â€œAs a woman, a proud Malawian and a Christian, I say shoot! Kaya ndi to disable kaya ndi chani koma (whether it is to disable or whatever) shoot they must! Itâ€™s high time.â€
This is the story from one respondent to a survey Nation on Sunday recently conducted. It might be the recent murders and robberies, or Malawians might just want some blood spilt. They want police to shoot with the intent to kill criminals just as late Bingu wa Mutharika directed.
Seventy Four percent of the 1500 people that Nation on Sunday sampled across Malawi were in favour of bringing back the Mutharika era shoot-to-kill decree.
On 18 January 2011, Mutharika directed police to shoot to kill criminals. In June this year the Joyce Banda regime reversed the order, a move which some Malawians say has encouraged criminals to come out of their holes.
Police spokesperson Davie Chingwalu was unmoved with the survey findings. He said police have never had a shoot-to-kill policy. He said, the police are governed by the Police Act, as such do not take orders from people outside the service.
â€œThere is no such thing as shoot to kill. Section 44 of the Police Act empowers the police to use firearms and gives us policy guidelines on their usage. We are trained and we were not moved with what somebody said,â€ stated Chingwalu.
Nicholas Dausi, who speaks for DPP, the party which Mutharika founded and led, agreed with Chingwalu, saying the countryâ€™s security apparatus is well trained and does not need any interference.
Chingwalu said police are like Christians who abide by the commandments listed in Exodus 20 in the Holy Bible. He said even if an influential person comes and directs that a Christian steals, a real Christian would not because it is against the law.
Home Affairs Minister Uladi Mussa shed more light, saying police can actually shoot criminals but only when the situation calls for it.
â€œIf anyone wants shoot to kill they should change the law because there is no such thing as shoot to kill in the Constitution. Read the Constitution and tell us where it is,â€ said Mussa.
â€˜Bring in security expertsâ€™
Human rights activist Undule Mwakasungula did not hide his disagreement with the survey findings, saying bringing back the policy would be like saying â€˜let us go back to the law of the jungle.â€™ He, however, understood Malawians.
â€œItâ€™s the frustration which the people have with the current insecurity. And it shows that government has failed to deal with the security issueâ€¦ Let government bring in security experts and other stakeholders to see what could be done to deal with this challenge.
â€œWe also need to look into equipping the law enforcers with sophisticated equipment to deal with crime. Letâ€™s support the police with required resources, which include motivating salaries and better equipment,â€ said Mwakasungula.

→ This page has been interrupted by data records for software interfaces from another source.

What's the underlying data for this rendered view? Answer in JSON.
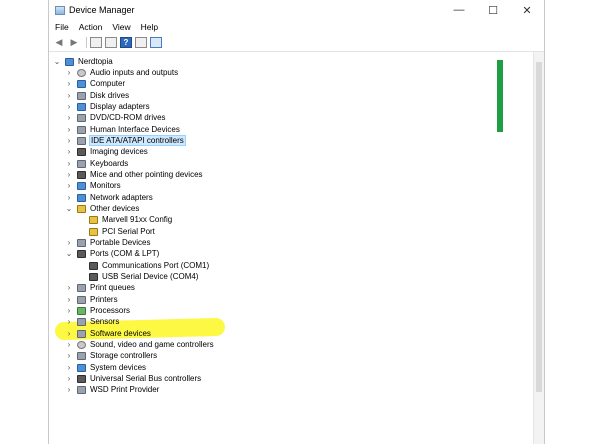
{
  "window": {
    "title": "Device Manager",
    "controls": {
      "minimize": "—",
      "maximize": "☐",
      "close": "✕"
    }
  },
  "menu": [
    "File",
    "Action",
    "View",
    "Help"
  ],
  "toolbar": {
    "help_glyph": "?"
  },
  "tree": {
    "root": "Nerdtopia",
    "items": [
      {
        "label": "Audio inputs and outputs"
      },
      {
        "label": "Computer"
      },
      {
        "label": "Disk drives"
      },
      {
        "label": "Display adapters"
      },
      {
        "label": "DVD/CD-ROM drives"
      },
      {
        "label": "Human Interface Devices"
      },
      {
        "label": "IDE ATA/ATAPI controllers"
      },
      {
        "label": "Imaging devices"
      },
      {
        "label": "Keyboards"
      },
      {
        "label": "Mice and other pointing devices"
      },
      {
        "label": "Monitors"
      },
      {
        "label": "Network adapters"
      },
      {
        "label": "Other devices"
      },
      {
        "label": "Marvell 91xx Config"
      },
      {
        "label": "PCI Serial Port"
      },
      {
        "label": "Portable Devices"
      },
      {
        "label": "Ports (COM & LPT)"
      },
      {
        "label": "Communications Port (COM1)"
      },
      {
        "label": "USB Serial Device (COM4)"
      },
      {
        "label": "Print queues"
      },
      {
        "label": "Printers"
      },
      {
        "label": "Processors"
      },
      {
        "label": "Sensors"
      },
      {
        "label": "Software devices"
      },
      {
        "label": "Sound, video and game controllers"
      },
      {
        "label": "Storage controllers"
      },
      {
        "label": "System devices"
      },
      {
        "label": "Universal Serial Bus controllers"
      },
      {
        "label": "WSD Print Provider"
      }
    ]
  },
  "glyphs": {
    "collapsed": "›",
    "expanded": "⌄"
  },
  "colors": {
    "highlight": "#fcf83a",
    "selection": "#cde8ff"
  }
}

Human rights activist Billy Mayaya added that there is need for security institutions to engage the public in community policing as well as civic education. Mayaya also called on the beefing up of the capacity of police and intensification of neighbourhood patrols.
â€œThe current tip-offs project with cell phone providers is a good starting point. Internalisation of human rights values and principles that stress the sanctity of life is also crucial in erasing the current thinking that having trigger-happy policemen being given licence to shoot at any suspect is the panacea for solving the escalating levels of crime,â€ said Mayaya.
â€˜Innocent until proven guiltyâ€™
What about the crime our respondent described above? Would one not fancy a bullet in the head of such criminals?
No, said Undule: â€œSuspects are innocent until proven guilty by the competent court of law. We are a nation governed by laws and we need to promote the rule of law at all times. The challenge is the shoot-to-kill policy will end up even targeting innocent citizens and in some cases used wrongly.â€
And another no from Mayaya: â€œThe law is clear. Everybody is presumed innocent until proven guilty in a court of law. When people take the law into their own hands it only adds another layer of complexity as they also have to answer charges in court.â€
For Dr Blessings Chinsinga, a political analyst and Chancellor College lecturer, the survey speaks of the hopelessness gripping Malawians in the wake of the economic hardships they are living in.
Chinsinga argues that people have gone into crime because of the bad economy and people want shoot to kill as a solution to their hopelessness and to guard the little they have.
He added that the survey shows that Malawians do not understand democracy because if they did, they would not call for such policies.
â€œSecurity is paramount; it gives people peace of mind. It makes a country favourable for investment and we need strategies to make Malawi safer without compromising onÂ